(Beginning of Material provided)
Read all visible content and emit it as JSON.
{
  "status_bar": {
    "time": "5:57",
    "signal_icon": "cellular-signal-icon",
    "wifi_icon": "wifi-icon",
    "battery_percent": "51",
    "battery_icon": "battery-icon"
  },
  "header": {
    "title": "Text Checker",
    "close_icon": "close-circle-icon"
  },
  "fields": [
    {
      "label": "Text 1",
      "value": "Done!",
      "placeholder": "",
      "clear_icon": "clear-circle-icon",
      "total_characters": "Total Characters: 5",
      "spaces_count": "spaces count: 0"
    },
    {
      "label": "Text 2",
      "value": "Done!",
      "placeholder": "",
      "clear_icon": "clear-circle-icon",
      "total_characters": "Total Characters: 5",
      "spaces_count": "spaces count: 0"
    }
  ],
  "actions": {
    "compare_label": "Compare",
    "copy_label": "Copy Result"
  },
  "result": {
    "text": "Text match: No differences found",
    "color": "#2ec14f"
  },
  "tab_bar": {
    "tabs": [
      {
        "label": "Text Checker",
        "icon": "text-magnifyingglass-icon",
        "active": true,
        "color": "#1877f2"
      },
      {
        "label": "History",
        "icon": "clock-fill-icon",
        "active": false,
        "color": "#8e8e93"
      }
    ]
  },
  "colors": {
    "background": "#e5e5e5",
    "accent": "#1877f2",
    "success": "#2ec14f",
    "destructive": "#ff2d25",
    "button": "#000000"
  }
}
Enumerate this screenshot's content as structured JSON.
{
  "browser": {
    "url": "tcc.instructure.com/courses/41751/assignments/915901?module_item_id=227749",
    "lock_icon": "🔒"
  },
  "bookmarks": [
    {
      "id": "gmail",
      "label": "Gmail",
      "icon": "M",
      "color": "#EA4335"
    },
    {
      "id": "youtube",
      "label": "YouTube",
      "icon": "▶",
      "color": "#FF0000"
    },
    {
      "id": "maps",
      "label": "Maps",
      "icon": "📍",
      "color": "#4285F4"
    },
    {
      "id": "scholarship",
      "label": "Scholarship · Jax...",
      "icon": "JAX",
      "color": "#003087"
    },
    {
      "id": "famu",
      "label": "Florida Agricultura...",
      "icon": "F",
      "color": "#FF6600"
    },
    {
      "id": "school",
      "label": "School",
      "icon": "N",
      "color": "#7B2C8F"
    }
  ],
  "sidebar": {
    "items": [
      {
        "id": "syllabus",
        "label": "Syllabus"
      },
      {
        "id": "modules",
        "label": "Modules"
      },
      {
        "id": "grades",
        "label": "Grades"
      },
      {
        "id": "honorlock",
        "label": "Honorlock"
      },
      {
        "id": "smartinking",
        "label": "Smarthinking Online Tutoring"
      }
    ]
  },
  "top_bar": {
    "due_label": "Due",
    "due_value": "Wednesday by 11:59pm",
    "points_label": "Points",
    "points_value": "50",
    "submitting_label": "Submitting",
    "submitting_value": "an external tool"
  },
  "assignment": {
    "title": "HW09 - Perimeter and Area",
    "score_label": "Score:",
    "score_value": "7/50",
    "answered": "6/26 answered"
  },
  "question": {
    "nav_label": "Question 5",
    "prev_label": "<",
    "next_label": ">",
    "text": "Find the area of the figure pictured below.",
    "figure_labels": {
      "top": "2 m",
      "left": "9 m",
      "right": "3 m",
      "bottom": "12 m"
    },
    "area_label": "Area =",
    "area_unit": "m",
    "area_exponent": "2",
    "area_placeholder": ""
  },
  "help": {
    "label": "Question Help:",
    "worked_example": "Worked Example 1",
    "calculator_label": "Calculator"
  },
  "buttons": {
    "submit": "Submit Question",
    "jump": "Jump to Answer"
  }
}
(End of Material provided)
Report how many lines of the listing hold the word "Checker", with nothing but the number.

» **Response**
2